• **EXERCISE DETAILS**: What is the number of lines in the listing below that contain the word "productos"? Give only that number.

START SOURCE DATA

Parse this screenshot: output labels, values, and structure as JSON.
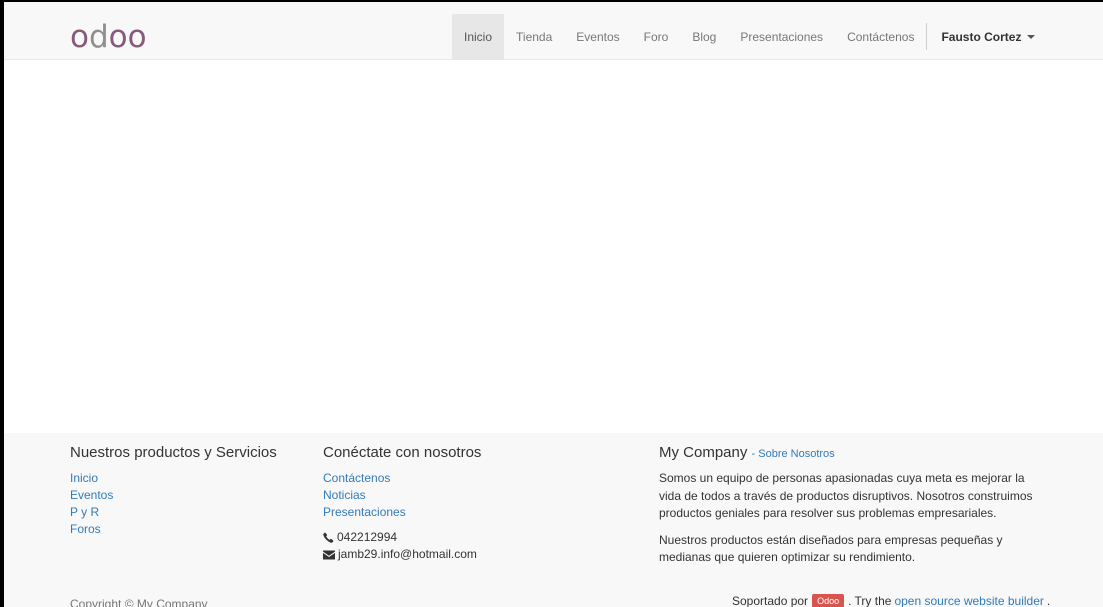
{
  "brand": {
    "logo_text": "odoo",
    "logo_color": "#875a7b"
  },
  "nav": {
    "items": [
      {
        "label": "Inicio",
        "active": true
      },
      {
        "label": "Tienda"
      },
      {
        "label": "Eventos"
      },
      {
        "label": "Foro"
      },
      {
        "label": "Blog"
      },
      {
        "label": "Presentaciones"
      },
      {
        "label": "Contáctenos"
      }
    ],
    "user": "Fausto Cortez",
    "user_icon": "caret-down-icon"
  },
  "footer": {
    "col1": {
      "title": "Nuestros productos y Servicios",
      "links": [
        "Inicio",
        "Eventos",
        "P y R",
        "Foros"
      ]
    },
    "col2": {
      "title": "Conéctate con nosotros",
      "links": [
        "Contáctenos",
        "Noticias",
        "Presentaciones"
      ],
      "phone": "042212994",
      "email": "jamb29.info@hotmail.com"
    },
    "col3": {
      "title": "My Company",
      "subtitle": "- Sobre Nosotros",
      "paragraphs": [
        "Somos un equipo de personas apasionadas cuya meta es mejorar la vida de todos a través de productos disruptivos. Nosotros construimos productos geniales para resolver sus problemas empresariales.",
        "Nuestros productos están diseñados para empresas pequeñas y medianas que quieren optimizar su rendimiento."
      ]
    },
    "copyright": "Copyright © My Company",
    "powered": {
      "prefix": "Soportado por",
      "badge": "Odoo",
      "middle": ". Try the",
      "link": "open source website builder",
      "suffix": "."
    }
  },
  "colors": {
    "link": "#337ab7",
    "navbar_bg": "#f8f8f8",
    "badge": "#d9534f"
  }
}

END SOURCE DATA
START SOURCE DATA

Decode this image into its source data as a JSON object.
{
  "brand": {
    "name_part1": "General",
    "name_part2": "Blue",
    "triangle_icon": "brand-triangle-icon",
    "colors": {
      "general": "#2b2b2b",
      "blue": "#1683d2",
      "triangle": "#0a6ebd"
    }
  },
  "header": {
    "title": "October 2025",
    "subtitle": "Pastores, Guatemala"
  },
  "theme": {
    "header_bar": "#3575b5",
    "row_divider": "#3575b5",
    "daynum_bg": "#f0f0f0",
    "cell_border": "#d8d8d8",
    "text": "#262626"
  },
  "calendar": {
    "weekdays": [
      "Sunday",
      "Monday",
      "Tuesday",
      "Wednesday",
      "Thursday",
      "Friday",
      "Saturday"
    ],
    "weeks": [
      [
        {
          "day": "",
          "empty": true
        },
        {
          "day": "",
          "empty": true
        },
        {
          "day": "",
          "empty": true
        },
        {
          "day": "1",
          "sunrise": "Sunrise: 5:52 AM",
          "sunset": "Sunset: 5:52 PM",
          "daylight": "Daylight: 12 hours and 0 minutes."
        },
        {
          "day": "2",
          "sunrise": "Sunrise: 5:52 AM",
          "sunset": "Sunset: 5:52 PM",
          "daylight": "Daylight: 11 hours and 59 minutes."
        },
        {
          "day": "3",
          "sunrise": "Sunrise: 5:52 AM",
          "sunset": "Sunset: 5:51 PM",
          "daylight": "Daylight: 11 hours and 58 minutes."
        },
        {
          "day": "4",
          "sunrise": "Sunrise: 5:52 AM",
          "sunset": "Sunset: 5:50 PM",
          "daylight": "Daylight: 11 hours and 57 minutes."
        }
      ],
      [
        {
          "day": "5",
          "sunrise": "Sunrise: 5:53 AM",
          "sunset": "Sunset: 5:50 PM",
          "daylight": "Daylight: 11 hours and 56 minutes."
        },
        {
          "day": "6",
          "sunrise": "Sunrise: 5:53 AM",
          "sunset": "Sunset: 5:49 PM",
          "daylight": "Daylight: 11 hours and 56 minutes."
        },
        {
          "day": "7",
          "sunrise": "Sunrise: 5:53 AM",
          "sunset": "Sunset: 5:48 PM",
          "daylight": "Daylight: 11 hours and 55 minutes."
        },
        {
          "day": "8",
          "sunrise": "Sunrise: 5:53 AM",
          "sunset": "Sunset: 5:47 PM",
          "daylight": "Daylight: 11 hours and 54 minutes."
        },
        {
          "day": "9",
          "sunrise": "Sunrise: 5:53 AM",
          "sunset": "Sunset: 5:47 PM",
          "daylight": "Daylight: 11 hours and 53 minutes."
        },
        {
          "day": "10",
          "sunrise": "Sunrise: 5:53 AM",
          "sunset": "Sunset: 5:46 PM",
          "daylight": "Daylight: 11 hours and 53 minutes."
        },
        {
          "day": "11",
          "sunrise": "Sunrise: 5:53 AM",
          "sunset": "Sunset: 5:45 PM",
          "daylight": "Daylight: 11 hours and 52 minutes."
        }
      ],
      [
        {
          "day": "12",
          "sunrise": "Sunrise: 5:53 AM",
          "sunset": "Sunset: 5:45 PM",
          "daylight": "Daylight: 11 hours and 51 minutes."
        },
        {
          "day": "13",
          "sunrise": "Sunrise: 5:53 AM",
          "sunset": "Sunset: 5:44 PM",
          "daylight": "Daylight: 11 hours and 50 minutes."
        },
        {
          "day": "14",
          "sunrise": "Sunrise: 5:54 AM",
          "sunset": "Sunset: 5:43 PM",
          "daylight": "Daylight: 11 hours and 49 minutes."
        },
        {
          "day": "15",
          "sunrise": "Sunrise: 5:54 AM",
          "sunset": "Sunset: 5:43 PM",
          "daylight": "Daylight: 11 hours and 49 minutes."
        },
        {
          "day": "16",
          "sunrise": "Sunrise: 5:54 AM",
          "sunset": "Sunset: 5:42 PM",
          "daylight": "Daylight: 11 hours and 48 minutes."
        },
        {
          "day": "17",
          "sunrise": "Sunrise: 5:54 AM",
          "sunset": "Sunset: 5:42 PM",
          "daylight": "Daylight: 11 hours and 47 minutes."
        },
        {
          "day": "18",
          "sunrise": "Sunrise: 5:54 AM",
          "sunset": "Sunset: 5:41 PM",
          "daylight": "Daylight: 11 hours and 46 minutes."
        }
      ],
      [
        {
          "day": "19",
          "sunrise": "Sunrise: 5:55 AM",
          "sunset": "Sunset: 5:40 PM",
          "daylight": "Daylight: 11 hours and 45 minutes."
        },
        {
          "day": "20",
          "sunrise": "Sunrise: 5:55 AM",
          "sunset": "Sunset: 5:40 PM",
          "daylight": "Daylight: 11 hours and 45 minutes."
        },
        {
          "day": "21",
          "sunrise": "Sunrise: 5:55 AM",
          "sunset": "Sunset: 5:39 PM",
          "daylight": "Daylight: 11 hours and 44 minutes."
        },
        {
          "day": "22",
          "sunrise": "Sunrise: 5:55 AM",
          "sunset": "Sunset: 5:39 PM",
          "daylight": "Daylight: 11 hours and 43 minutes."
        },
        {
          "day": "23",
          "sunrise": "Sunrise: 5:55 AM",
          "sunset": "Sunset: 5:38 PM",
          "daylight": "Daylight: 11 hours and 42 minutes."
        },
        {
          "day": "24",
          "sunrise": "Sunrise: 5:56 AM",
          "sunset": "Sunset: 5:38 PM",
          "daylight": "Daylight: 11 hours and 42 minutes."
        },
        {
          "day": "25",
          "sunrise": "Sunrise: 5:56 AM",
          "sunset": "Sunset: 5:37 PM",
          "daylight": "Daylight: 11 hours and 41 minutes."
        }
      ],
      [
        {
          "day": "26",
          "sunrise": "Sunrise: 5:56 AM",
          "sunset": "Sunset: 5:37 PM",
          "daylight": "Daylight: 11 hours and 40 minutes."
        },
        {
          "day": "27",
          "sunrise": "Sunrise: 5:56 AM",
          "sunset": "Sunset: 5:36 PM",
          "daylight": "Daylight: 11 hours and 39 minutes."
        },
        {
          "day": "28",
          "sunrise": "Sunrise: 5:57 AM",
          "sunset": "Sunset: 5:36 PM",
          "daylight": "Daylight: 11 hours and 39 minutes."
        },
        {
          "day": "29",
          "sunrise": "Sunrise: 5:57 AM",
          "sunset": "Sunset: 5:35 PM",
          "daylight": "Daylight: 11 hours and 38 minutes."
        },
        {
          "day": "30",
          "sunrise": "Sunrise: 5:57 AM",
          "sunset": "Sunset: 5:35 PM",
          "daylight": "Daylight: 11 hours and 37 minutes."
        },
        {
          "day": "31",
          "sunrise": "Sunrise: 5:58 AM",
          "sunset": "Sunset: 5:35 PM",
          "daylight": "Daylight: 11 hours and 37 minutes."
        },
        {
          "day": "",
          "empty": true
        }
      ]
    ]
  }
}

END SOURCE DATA

• **RESULT**: 3